LONDON - Bringing detainees' experiences at the infamous Guantanamo Bay to stage, a London theater opens on Tuesday, January 31, a new play focusing on the US detention camp and its impact on the lives of many.“Stratford wanted to start making emotionally challenging theatre for a teenage audience and we are in east London with a lot of Asian resonance,” director Dominic Hingorani told Reuters.

“It (Guantanamo Bay) obviously has a lot of resonance with people here.”

The play, Guantanamo Boy, is based on a 2009 novel of the same name by Anna Perera.

It opens on Tuesday at Stratford Circus, located in an area of the capital with a large Muslim population, and ends on February 11.

The adaptation of Perera's novel looked at Guantanamo through the eyes of a British Muslim teenager who is detained during a family visit to Pakistan over suspicion of being a terrorist.

Although fictional, the book was inspired by the incarceration of teenagers like Mohammed El Gharani, a Chadian citizen released without charge in 2009 after more than seven years in captivity, including at Guantanamo.

His lawyers said he was 14 when he was seized in Pakistan in 2001 before being turned over to the US military, although the Pentagon disputed his age.

“We are reimagining this experience through a teenagers' eyes,” Hingorani told Reuters.

“It was very important to keep an eye on the fact that we are taking the audience with us in order that they can engage.”

Presenting the play, Hingorani hopes to bring the terrible experiences at the infamous detention camp to London audience.

“I am trying to give the audience an experience that is unsettling and intense and to some degree a sense of how violent and upsetting that environment must be,” he added.

It is not the first time detainees' experiences at Guantanamo Bay have been portrayed on stage and screen.

Michael Winterbottom co-directed docu-drama “The Road to Guantanamo” in 2006 based on the true story of three British Muslims who were held at the US military base in Cuba before being released.

South Africa's Archbishop Desmond Tutu also appeared in a US version of a London play called “Guantanamo: Honour Bound to Defend Freedom” based on spoken testimony given by detainees.  

Thorny Themes

Playing politics at London theaters, the play's director says they were trying to explore and interrogate and challenge the political landscape.

“Whatever your politics, we are talking about human rights and the consequences of human rights being expendable,” Hingorani said.

Guantanamo Boy is one of several recent London plays that tackle political themes.
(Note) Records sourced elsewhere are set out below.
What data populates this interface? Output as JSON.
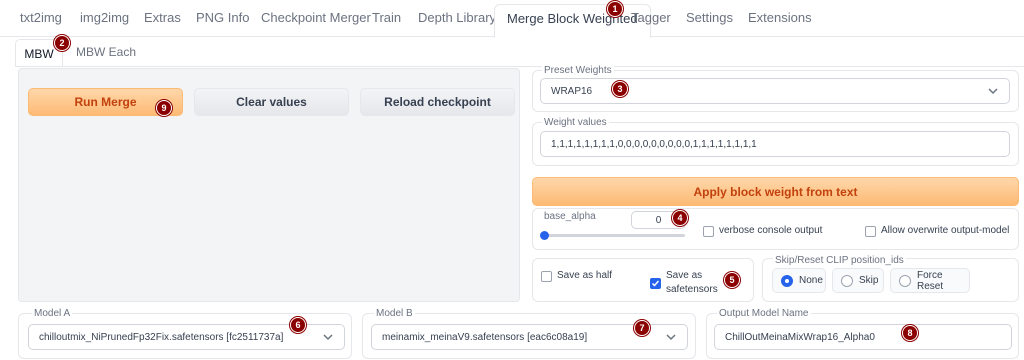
{
  "top_tabs": [
    "txt2img",
    "img2img",
    "Extras",
    "PNG Info",
    "Checkpoint Merger",
    "Train",
    "Depth Library",
    "Merge Block Weighted",
    "Tagger",
    "Settings",
    "Extensions"
  ],
  "sub_tabs": [
    "MBW",
    "MBW Each"
  ],
  "buttons": {
    "run_merge": "Run Merge",
    "clear_values": "Clear values",
    "reload_checkpoint": "Reload checkpoint",
    "apply_block_weight": "Apply block weight from text"
  },
  "preset_weights": {
    "label": "Preset Weights",
    "value": "WRAP16"
  },
  "weight_values": {
    "label": "Weight values",
    "value": "1,1,1,1,1,1,1,1,0,0,0,0,0,0,0,0,0,1,1,1,1,1,1,1,1"
  },
  "base_alpha": {
    "label": "base_alpha",
    "value": "0",
    "slider_fraction": 0
  },
  "checkboxes": {
    "verbose": {
      "label": "verbose console output",
      "checked": false
    },
    "allow_overwrite": {
      "label": "Allow overwrite output-model",
      "checked": false
    },
    "save_as_half": {
      "label": "Save as half",
      "checked": false
    },
    "save_as_safetensors": {
      "label": "Save as safetensors",
      "checked": true
    }
  },
  "skip_reset": {
    "label": "Skip/Reset CLIP position_ids",
    "options": [
      "None",
      "Skip",
      "Force Reset"
    ],
    "selected": "None"
  },
  "model_a": {
    "label": "Model A",
    "value": "chilloutmix_NiPrunedFp32Fix.safetensors [fc2511737a]"
  },
  "model_b": {
    "label": "Model B",
    "value": "meinamix_meinaV9.safetensors [eac6c08a19]"
  },
  "output_model": {
    "label": "Output Model Name",
    "value": "ChillOutMeinaMixWrap16_Alpha0"
  },
  "markers": [
    "1",
    "2",
    "3",
    "4",
    "5",
    "6",
    "7",
    "8",
    "9"
  ],
  "colors": {
    "accent_orange": "#fdba74",
    "accent_blue": "#2563eb",
    "marker_red": "#8b0000"
  }
}
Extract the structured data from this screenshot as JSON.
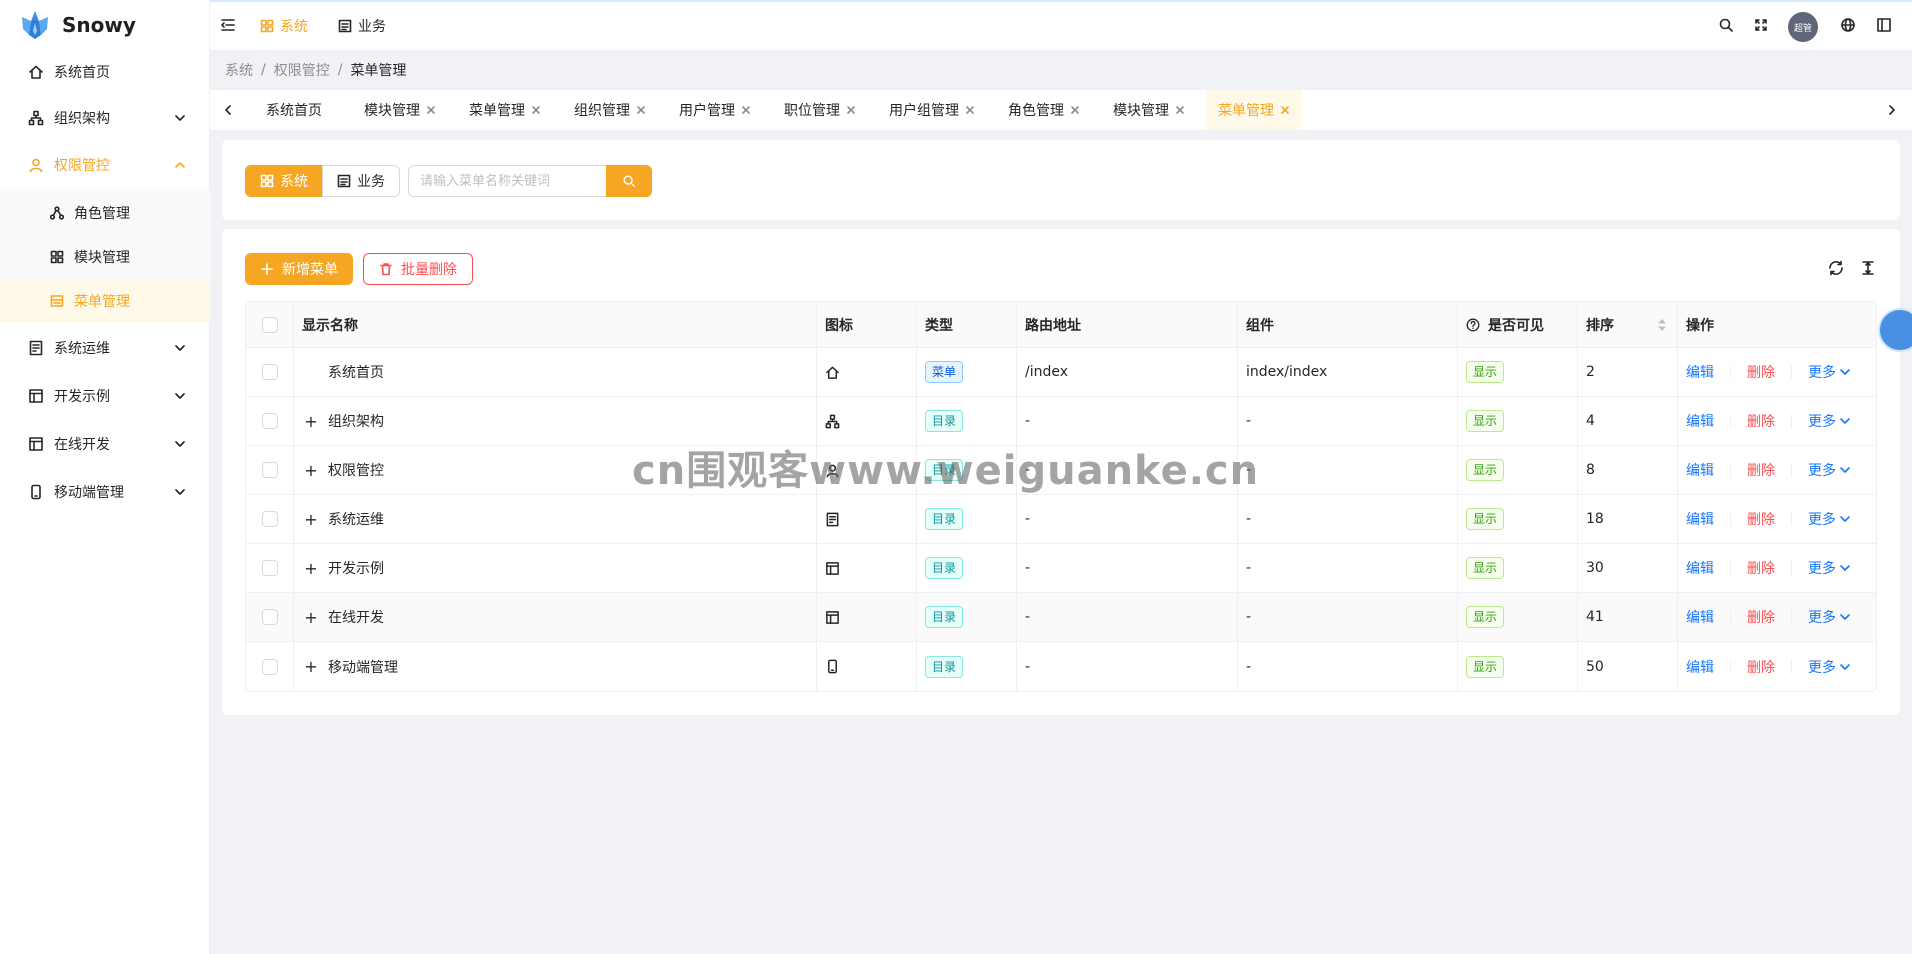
{
  "app": {
    "name": "Snowy"
  },
  "colors": {
    "accent": "#f5a623",
    "link": "#1677ff",
    "danger": "#ff4d4f"
  },
  "sidebar": {
    "items": [
      {
        "label": "系统首页",
        "icon": "home-icon"
      },
      {
        "label": "组织架构",
        "icon": "org-icon"
      },
      {
        "label": "权限管控",
        "icon": "user-icon"
      },
      {
        "label": "系统运维",
        "icon": "server-icon"
      },
      {
        "label": "开发示例",
        "icon": "layout-icon"
      },
      {
        "label": "在线开发",
        "icon": "layout-icon"
      },
      {
        "label": "移动端管理",
        "icon": "mobile-icon"
      }
    ],
    "submenu": [
      {
        "label": "角色管理",
        "icon": "cluster-icon"
      },
      {
        "label": "模块管理",
        "icon": "appstore-icon"
      },
      {
        "label": "菜单管理",
        "icon": "menu-icon"
      }
    ]
  },
  "header": {
    "module_system": "系统",
    "module_business": "业务",
    "avatar_text": "超管"
  },
  "breadcrumb": [
    "系统",
    "权限管控",
    "菜单管理"
  ],
  "tabs": [
    "系统首页",
    "模块管理",
    "菜单管理",
    "组织管理",
    "用户管理",
    "职位管理",
    "用户组管理",
    "角色管理",
    "模块管理",
    "菜单管理"
  ],
  "filter": {
    "seg_system": "系统",
    "seg_business": "业务",
    "search_placeholder": "请输入菜单名称关键词"
  },
  "toolbar": {
    "add_label": "新增菜单",
    "batch_delete_label": "批量删除"
  },
  "table": {
    "columns": {
      "name": "显示名称",
      "icon": "图标",
      "type": "类型",
      "path": "路由地址",
      "component": "组件",
      "visible": "是否可见",
      "sort": "排序",
      "ops": "操作"
    },
    "rows": [
      {
        "name": "系统首页",
        "icon": "home-icon",
        "type": "菜单",
        "path": "/index",
        "component": "index/index",
        "visible": "显示",
        "sort": "2"
      },
      {
        "name": "组织架构",
        "icon": "org-icon",
        "type": "目录",
        "path": "-",
        "component": "-",
        "visible": "显示",
        "sort": "4"
      },
      {
        "name": "权限管控",
        "icon": "user-icon",
        "type": "目录",
        "path": "-",
        "component": "-",
        "visible": "显示",
        "sort": "8"
      },
      {
        "name": "系统运维",
        "icon": "server-icon",
        "type": "目录",
        "path": "-",
        "component": "-",
        "visible": "显示",
        "sort": "18"
      },
      {
        "name": "开发示例",
        "icon": "layout-icon",
        "type": "目录",
        "path": "-",
        "component": "-",
        "visible": "显示",
        "sort": "30"
      },
      {
        "name": "在线开发",
        "icon": "layout-icon",
        "type": "目录",
        "path": "-",
        "component": "-",
        "visible": "显示",
        "sort": "41"
      },
      {
        "name": "移动端管理",
        "icon": "mobile-icon",
        "type": "目录",
        "path": "-",
        "component": "-",
        "visible": "显示",
        "sort": "50"
      }
    ],
    "ops": {
      "edit": "编辑",
      "delete": "删除",
      "more": "更多"
    }
  },
  "watermark": "cn围观客www.weiguanke.cn"
}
“The Trial of Ubu” at Hampstead Theatre puts Alfred Jarry's creation Ubu on trial at the International Criminal Court.

“The Riots” at the Tricycle Theatre also examined social unrest in Britain based on eyewitness accounts.

Hingorani opines that the stage should engage with current events.

“It's not didactic, telling people what to think, but it can explore and interrogate and challenge the political landscape.“It's very difficult to take politics, be it personal or party politics, out of the equation, because it is a part of the world we inhabit.”

Guantanamo Bay is notorious for rights abuses and torture, with many prisoners over the years have committed suicide and gone on extensive hunger strikes.

After taking office in 2009, US President Barack Obama pledged to shut down the camp within a year, a pledge that was never fulfilled.

Reproduced with permission from